● What you should do
Where a picture occurs in the data, omit it, and copy all remaining data exactly.

● Provided records

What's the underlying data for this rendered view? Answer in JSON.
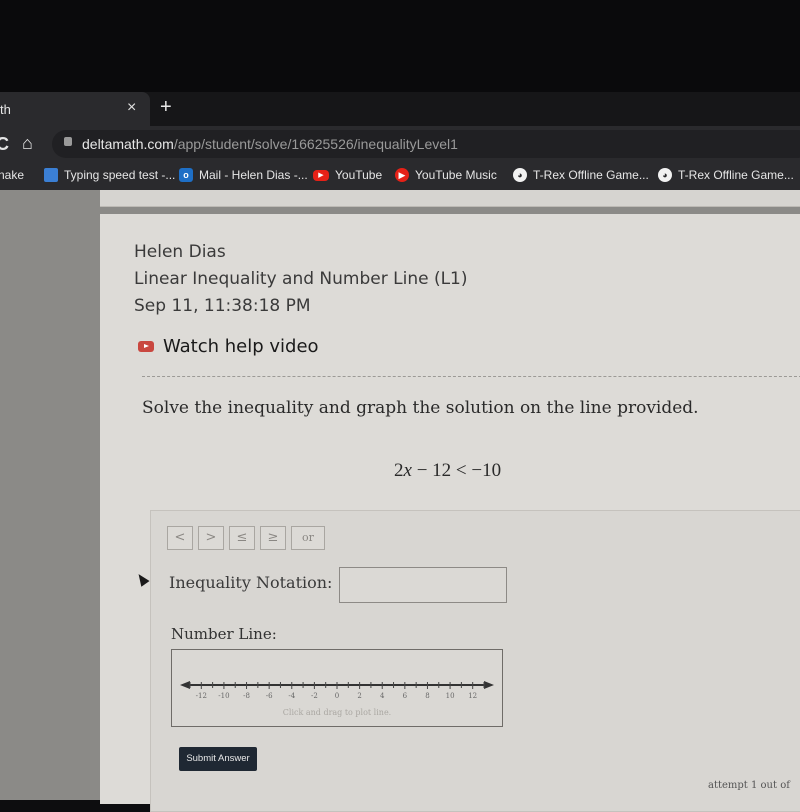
{
  "browser": {
    "tab_title": "th",
    "close_icon": "×",
    "newtab_icon": "+",
    "reload_icon": "C",
    "home_icon": "⌂",
    "url_host": "deltamath.com",
    "url_path": "/app/student/solve/16625526/inequalityLevel1",
    "bookmarks": [
      {
        "label": "nake",
        "icon": ""
      },
      {
        "label": "Typing speed test -...",
        "icon": "typing-icon"
      },
      {
        "label": "Mail - Helen Dias -...",
        "icon": "outlook-icon"
      },
      {
        "label": "YouTube",
        "icon": "youtube-icon"
      },
      {
        "label": "YouTube Music",
        "icon": "youtube-music-icon"
      },
      {
        "label": "T-Rex Offline Game...",
        "icon": "globe-icon"
      },
      {
        "label": "T-Rex Offline Game...",
        "icon": "globe-icon"
      }
    ]
  },
  "header": {
    "student_name": "Helen Dias",
    "assignment": "Linear Inequality and Number Line (L1)",
    "timestamp": "Sep 11, 11:38:18 PM",
    "help_link": "Watch help video"
  },
  "problem": {
    "prompt": "Solve the inequality and graph the solution on the line provided.",
    "eq_coef": "2",
    "eq_var": "x",
    "eq_rest": " − 12 < −10"
  },
  "answer": {
    "symbol_buttons": [
      "<",
      ">",
      "≤",
      "≥",
      "or"
    ],
    "inequality_label": "Inequality Notation:",
    "inequality_value": "",
    "number_line_label": "Number Line:",
    "number_line_hint": "Click and drag to plot line.",
    "number_line_min": -13,
    "number_line_max": 13,
    "number_line_labels": [
      -12,
      -10,
      -8,
      -6,
      -4,
      -2,
      0,
      2,
      4,
      6,
      8,
      10,
      12
    ],
    "submit_label": "Submit Answer"
  },
  "footer": {
    "attempt_text": "attempt 1 out of"
  }
}
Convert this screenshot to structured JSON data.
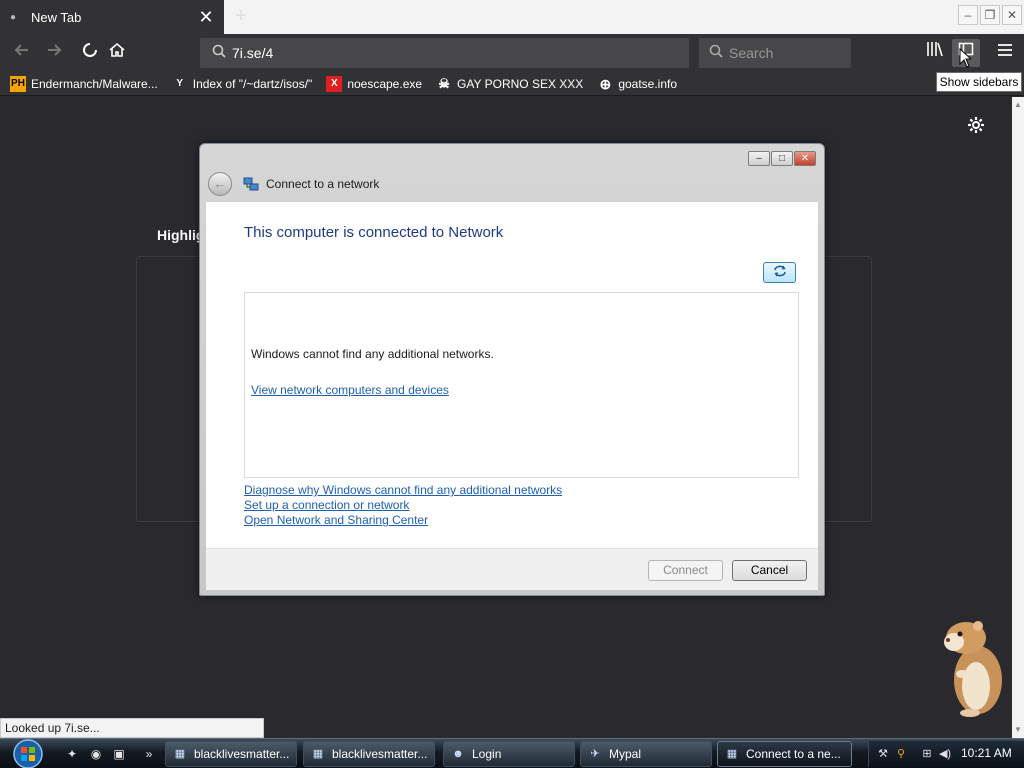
{
  "browser": {
    "tab": {
      "title": "New Tab",
      "close": "✕"
    },
    "new_tab_symbol": "+",
    "window_controls": {
      "minimize": "–",
      "restore": "❐",
      "close": "✕"
    },
    "url": "7i.se/4",
    "search_placeholder": "Search",
    "tooltip": "Show sidebars",
    "bookmarks": [
      {
        "icon": "PH",
        "label": "Endermanch/Malware..."
      },
      {
        "icon": "Y",
        "label": "Index of \"/~dartz/isos/\""
      },
      {
        "icon": "X",
        "label": "noescape.exe"
      },
      {
        "icon": "☠",
        "label": "GAY PORNO SEX XXX"
      },
      {
        "icon": "⊕",
        "label": "goatse.info"
      }
    ],
    "page": {
      "highlights_label": "Highlig"
    },
    "status": "Looked up 7i.se..."
  },
  "dialog": {
    "caption": "Connect to a network",
    "heading": "This computer is connected to Network",
    "list_message": "Windows cannot find any additional networks.",
    "list_link": "View network computers and devices",
    "links": [
      "Diagnose why Windows cannot find any additional networks",
      "Set up a connection or network",
      "Open Network and Sharing Center"
    ],
    "buttons": {
      "connect": "Connect",
      "cancel": "Cancel"
    }
  },
  "taskbar": {
    "items": [
      {
        "label": "blacklivesmatter...",
        "active": false
      },
      {
        "label": "blacklivesmatter...",
        "active": false
      },
      {
        "label": "Login",
        "active": false
      },
      {
        "label": "Mypal",
        "active": false
      },
      {
        "label": "Connect to a ne...",
        "active": true
      }
    ],
    "clock": "10:21 AM"
  },
  "colors": {
    "browser_dark": "#2a2a2e",
    "toolbar": "#323234",
    "dialog_heading": "#1e3a87",
    "link": "#1f5fb0"
  }
}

● Your solution
What's the underlying data for this rendered view? Answer in JSON.
{
  "browser": {
    "tab_title": "th",
    "close_icon": "×",
    "newtab_icon": "+",
    "reload_icon": "C",
    "home_icon": "⌂",
    "url_host": "deltamath.com",
    "url_path": "/app/student/solve/16625526/inequalityLevel1",
    "bookmarks": [
      {
        "label": "nake",
        "icon": ""
      },
      {
        "label": "Typing speed test -...",
        "icon": "typing-icon"
      },
      {
        "label": "Mail - Helen Dias -...",
        "icon": "outlook-icon"
      },
      {
        "label": "YouTube",
        "icon": "youtube-icon"
      },
      {
        "label": "YouTube Music",
        "icon": "youtube-music-icon"
      },
      {
        "label": "T-Rex Offline Game...",
        "icon": "globe-icon"
      },
      {
        "label": "T-Rex Offline Game...",
        "icon": "globe-icon"
      }
    ]
  },
  "header": {
    "student_name": "Helen Dias",
    "assignment": "Linear Inequality and Number Line (L1)",
    "timestamp": "Sep 11, 11:38:18 PM",
    "help_link": "Watch help video"
  },
  "problem": {
    "prompt": "Solve the inequality and graph the solution on the line provided.",
    "eq_coef": "2",
    "eq_var": "x",
    "eq_rest": " − 12 < −10"
  },
  "answer": {
    "symbol_buttons": [
      "<",
      ">",
      "≤",
      "≥",
      "or"
    ],
    "inequality_label": "Inequality Notation:",
    "inequality_value": "",
    "number_line_label": "Number Line:",
    "number_line_hint": "Click and drag to plot line.",
    "number_line_min": -13,
    "number_line_max": 13,
    "number_line_labels": [
      -12,
      -10,
      -8,
      -6,
      -4,
      -2,
      0,
      2,
      4,
      6,
      8,
      10,
      12
    ],
    "submit_label": "Submit Answer"
  },
  "footer": {
    "attempt_text": "attempt 1 out of"
  }
}
Convert this screenshot to structured JSON data.
{
  "browser": {
    "tab": {
      "title": "New Tab",
      "close": "✕"
    },
    "new_tab_symbol": "+",
    "window_controls": {
      "minimize": "–",
      "restore": "❐",
      "close": "✕"
    },
    "url": "7i.se/4",
    "search_placeholder": "Search",
    "tooltip": "Show sidebars",
    "bookmarks": [
      {
        "icon": "PH",
        "label": "Endermanch/Malware..."
      },
      {
        "icon": "Y",
        "label": "Index of \"/~dartz/isos/\""
      },
      {
        "icon": "X",
        "label": "noescape.exe"
      },
      {
        "icon": "☠",
        "label": "GAY PORNO SEX XXX"
      },
      {
        "icon": "⊕",
        "label": "goatse.info"
      }
    ],
    "page": {
      "highlights_label": "Highlig"
    },
    "status": "Looked up 7i.se..."
  },
  "dialog": {
    "caption": "Connect to a network",
    "heading": "This computer is connected to Network",
    "list_message": "Windows cannot find any additional networks.",
    "list_link": "View network computers and devices",
    "links": [
      "Diagnose why Windows cannot find any additional networks",
      "Set up a connection or network",
      "Open Network and Sharing Center"
    ],
    "buttons": {
      "connect": "Connect",
      "cancel": "Cancel"
    }
  },
  "taskbar": {
    "items": [
      {
        "label": "blacklivesmatter...",
        "active": false
      },
      {
        "label": "blacklivesmatter...",
        "active": false
      },
      {
        "label": "Login",
        "active": false
      },
      {
        "label": "Mypal",
        "active": false
      },
      {
        "label": "Connect to a ne...",
        "active": true
      }
    ],
    "clock": "10:21 AM"
  },
  "colors": {
    "browser_dark": "#2a2a2e",
    "toolbar": "#323234",
    "dialog_heading": "#1e3a87",
    "link": "#1f5fb0"
  }
}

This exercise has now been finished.